Harigala Almathir and son in Nepal

WWF works with organizations and government agencies to provide solutions to some of the greatest threats to people and our planet--extreme poverty, depletion of natural resources, and natural disasters. Through partnerships like these, we create programs that empower communities and individuals to manage their own resources, gain access to economic opportunities, reduce their vulnerability to climate change and other threats,, and promote sustainable development.

WWF is committed to partnerships at national, regional and global levels to ensure that people and nature thrive. Together, we leverage our best assets and pursue solutions to the world’s greatest development and conservation challenges.

WWF-CARE Alliance

The WWF-CARE Alliance focuses on sustainable solutions that lift women and men out of extreme poverty, with programs devoted to economic opportunity, gender equity, sustainable livelihoods, and natural resource conservation. Projects include helping communities in Mozambique sustainably manage fisheries, improving financial literacy and access to credit for women in Tanzania, and educating women in Nepal to manage forests in the face of climate change.

USAID

Together, USAID and WWF work on biodiversity conservation projects with local communities around the world. This local to global focus is the cornerstone of their approach to international development. By protecting vital habitats, we also create sustainable livelihoods and economic opportunities, which lead to decreased malnutrition and disease, and improve gender equity. Examples include protecting snow leopards and helping communities in Asia’s high mountains and targeting corruption in the wildlife, forest, and fisheries trades.

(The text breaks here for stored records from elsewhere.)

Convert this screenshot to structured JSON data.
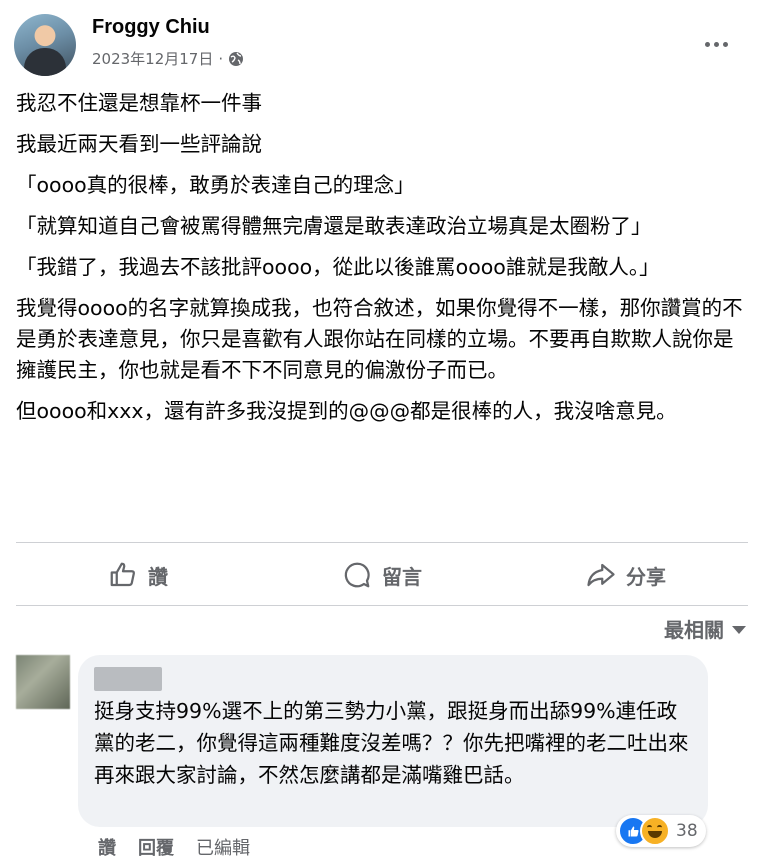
{
  "post": {
    "author": "Froggy Chiu",
    "date": "2023年12月17日",
    "separator": "·",
    "privacy_icon": "globe-icon",
    "more_icon": "more-icon",
    "paragraphs": [
      "我忍不住還是想靠杯一件事",
      "我最近兩天看到一些評論說",
      "「oooo真的很棒，敢勇於表達自己的理念」",
      "「就算知道自己會被罵得體無完膚還是敢表達政治立場真是太圈粉了」",
      "「我錯了，我過去不該批評oooo，從此以後誰罵oooo誰就是我敵人。」",
      "我覺得oooo的名字就算換成我，也符合敘述，如果你覺得不一樣，那你讚賞的不是勇於表達意見，你只是喜歡有人跟你站在同樣的立場。不要再自欺欺人說你是擁護民主，你也就是看不下不同意見的偏激份子而已。",
      "但oooo和xxx，還有許多我沒提到的@@@都是很棒的人，我沒啥意見。"
    ]
  },
  "actions": {
    "like_label": "讚",
    "comment_label": "留言",
    "share_label": "分享"
  },
  "comments_sort": {
    "label": "最相關"
  },
  "comment": {
    "text": "挺身支持99%選不上的第三勢力小黨，跟挺身而出舔99%連任政黨的老二，你覺得這兩種難度沒差嗎？？你先把嘴裡的老二吐出來再來跟大家討論，不然怎麼講都是滿嘴雞巴話。",
    "like_action": "讚",
    "reply_action": "回覆",
    "edited_label": "已編輯",
    "reaction_count": "38",
    "reaction_icons": [
      "like-icon",
      "haha-icon"
    ]
  },
  "colors": {
    "secondary_text": "#65676b",
    "bubble_bg": "#f0f2f5",
    "like_blue": "#1877f2",
    "haha_yellow": "#f7b125"
  }
}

Environment and Disaster Management and Green Recovery

Natural disasters are becoming more frequent and damaging. We know climate change and environmental degradation will place the most vulnerable communities in even greater risk. Healthy, resilient, and well-managed ecosystems must be part of disaster risk reduction activities not only to avoid unintended damage to neighboring communities, but also because environmental solutions often are often less costly, more effective, and more socially sustainable than traditional measures.

Following a disaster, there are two urgent priorities: the immediate needs of survivors and the restoration of devastated communities and environments. WWF works directly with humanitarian organizations, governments and local communities to help institute better practices for disaster response that ensures recovery includes environmental sustainability and climate variability, and also identifies ways environmental management can reduce disaster risks.

WWF’s Environment & Disaster Management Program aims to address these issues. It grew out of the innovative Humanitarian Partnerships Program formed between WWF and the American Red Cross in the wake of the 2005 tsunami, which also resulted in the Green Recovery and Restoration Toolkit to guide environmentally responsible building after a disaster. We brought this program and its tools to bear in a variety of events, including the 2006 oil spill in the Philippines, the 2008 cyclones in Bangladesh and Mozambique, the 2008 Sichuan Province earthquake in China, and the 2010 earthquakes in Haiti and Chile, and the 2011 floods in Pakistan and Thailand.

Fisherman gathers seine nets from the water on the Ilha de Mafamede, Mozambique. Mafamede is one of the protected islands that comprise Primeiras e Segundas.
© WWF-US / James Morgan

Partnerships

How community banking empowers women in Tanzania

In Tanzania, many urban and rural areas still function under traditional customs that put women at a social and economic disadvantage. Fortunately, those discriminatory traditions, norms, and stereotypes are being challenged. Sijali Kipuli from Somanga Village in Tanzania shows us how a social system in savings and credits can economically liberate the poorest people and empower women.

Sijali Kipuli in a VICOBA introductory meeting attentively listening to the facilitators in 2006.